**Data for this task**
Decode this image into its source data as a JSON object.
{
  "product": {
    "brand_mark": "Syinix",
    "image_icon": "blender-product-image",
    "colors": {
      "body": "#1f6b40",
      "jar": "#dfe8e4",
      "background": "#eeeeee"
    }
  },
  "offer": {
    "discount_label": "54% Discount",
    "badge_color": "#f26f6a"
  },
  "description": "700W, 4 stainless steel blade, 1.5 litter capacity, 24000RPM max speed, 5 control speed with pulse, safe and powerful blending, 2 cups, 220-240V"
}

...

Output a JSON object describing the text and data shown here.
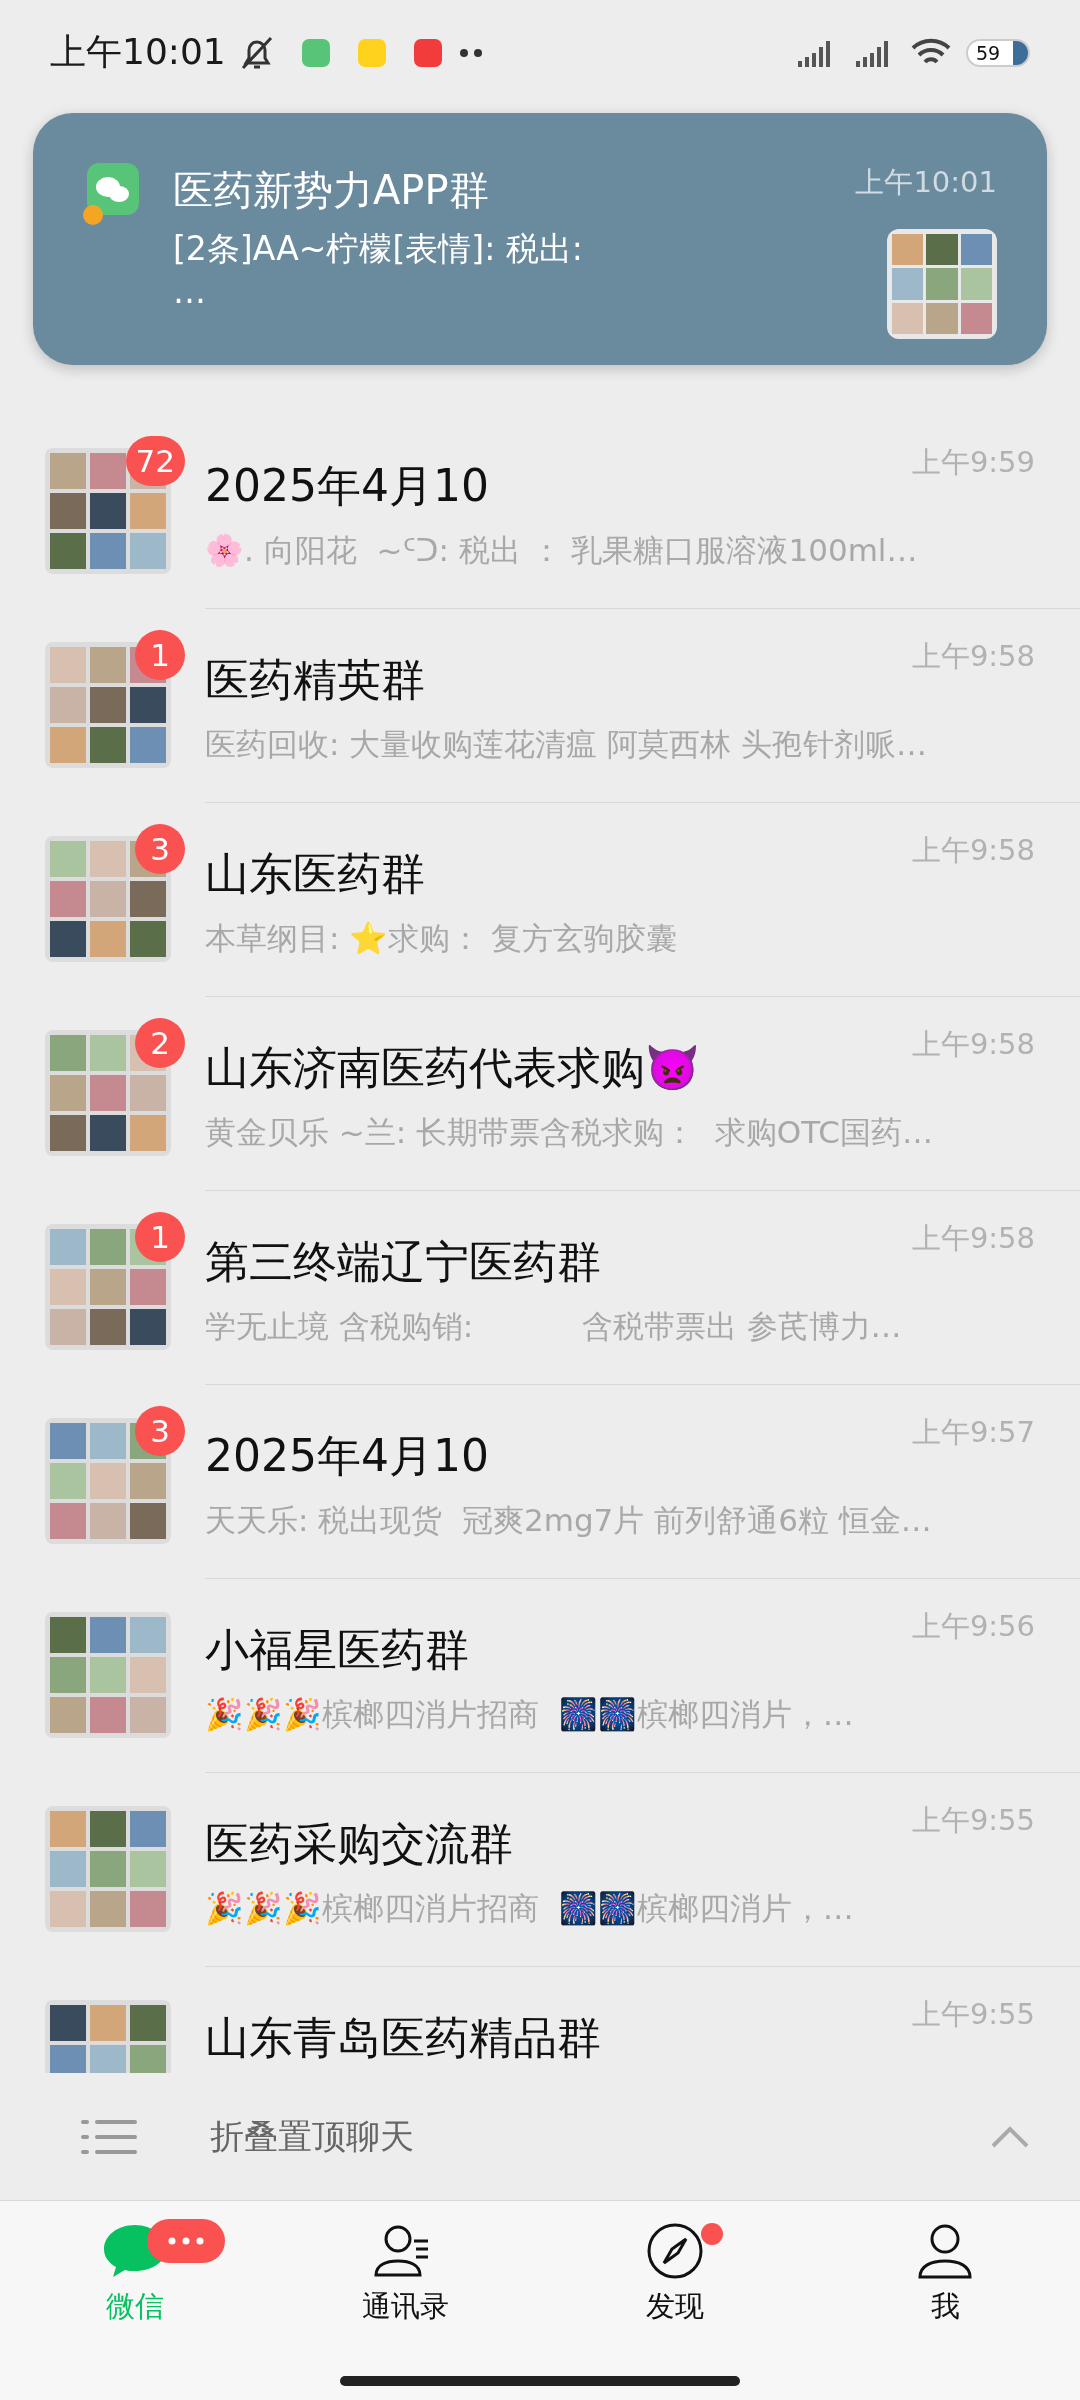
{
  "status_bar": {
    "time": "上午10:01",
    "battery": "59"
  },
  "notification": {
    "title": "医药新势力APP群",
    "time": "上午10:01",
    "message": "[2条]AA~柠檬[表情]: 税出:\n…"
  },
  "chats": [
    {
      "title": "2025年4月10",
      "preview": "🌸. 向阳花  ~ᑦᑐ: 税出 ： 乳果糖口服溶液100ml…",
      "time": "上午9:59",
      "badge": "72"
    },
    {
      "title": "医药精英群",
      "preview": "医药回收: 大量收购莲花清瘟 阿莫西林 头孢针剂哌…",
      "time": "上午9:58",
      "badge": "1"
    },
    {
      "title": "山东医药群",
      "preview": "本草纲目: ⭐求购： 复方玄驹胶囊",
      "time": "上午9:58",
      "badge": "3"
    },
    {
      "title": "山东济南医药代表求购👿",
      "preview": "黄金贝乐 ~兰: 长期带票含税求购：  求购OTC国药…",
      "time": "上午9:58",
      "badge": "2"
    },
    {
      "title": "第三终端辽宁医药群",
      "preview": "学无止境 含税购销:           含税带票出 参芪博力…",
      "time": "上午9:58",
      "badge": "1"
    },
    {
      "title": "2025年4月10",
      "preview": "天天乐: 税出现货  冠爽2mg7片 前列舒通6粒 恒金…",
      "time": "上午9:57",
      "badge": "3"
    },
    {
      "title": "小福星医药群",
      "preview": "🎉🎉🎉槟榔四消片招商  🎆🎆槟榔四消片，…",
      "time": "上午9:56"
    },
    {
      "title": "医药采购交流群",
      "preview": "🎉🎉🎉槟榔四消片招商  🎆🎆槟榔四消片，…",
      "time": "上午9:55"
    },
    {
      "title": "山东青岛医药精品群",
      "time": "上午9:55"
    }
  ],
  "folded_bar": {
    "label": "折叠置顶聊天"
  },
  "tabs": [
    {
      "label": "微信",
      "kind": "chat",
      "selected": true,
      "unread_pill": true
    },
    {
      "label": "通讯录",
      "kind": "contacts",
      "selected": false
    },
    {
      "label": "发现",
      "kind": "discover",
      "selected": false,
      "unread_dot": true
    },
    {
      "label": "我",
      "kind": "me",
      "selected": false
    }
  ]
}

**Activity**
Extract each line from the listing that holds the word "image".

**Exercise response**
Decode this image into its source data as a JSON object.
    "image_icon": "blender-product-image",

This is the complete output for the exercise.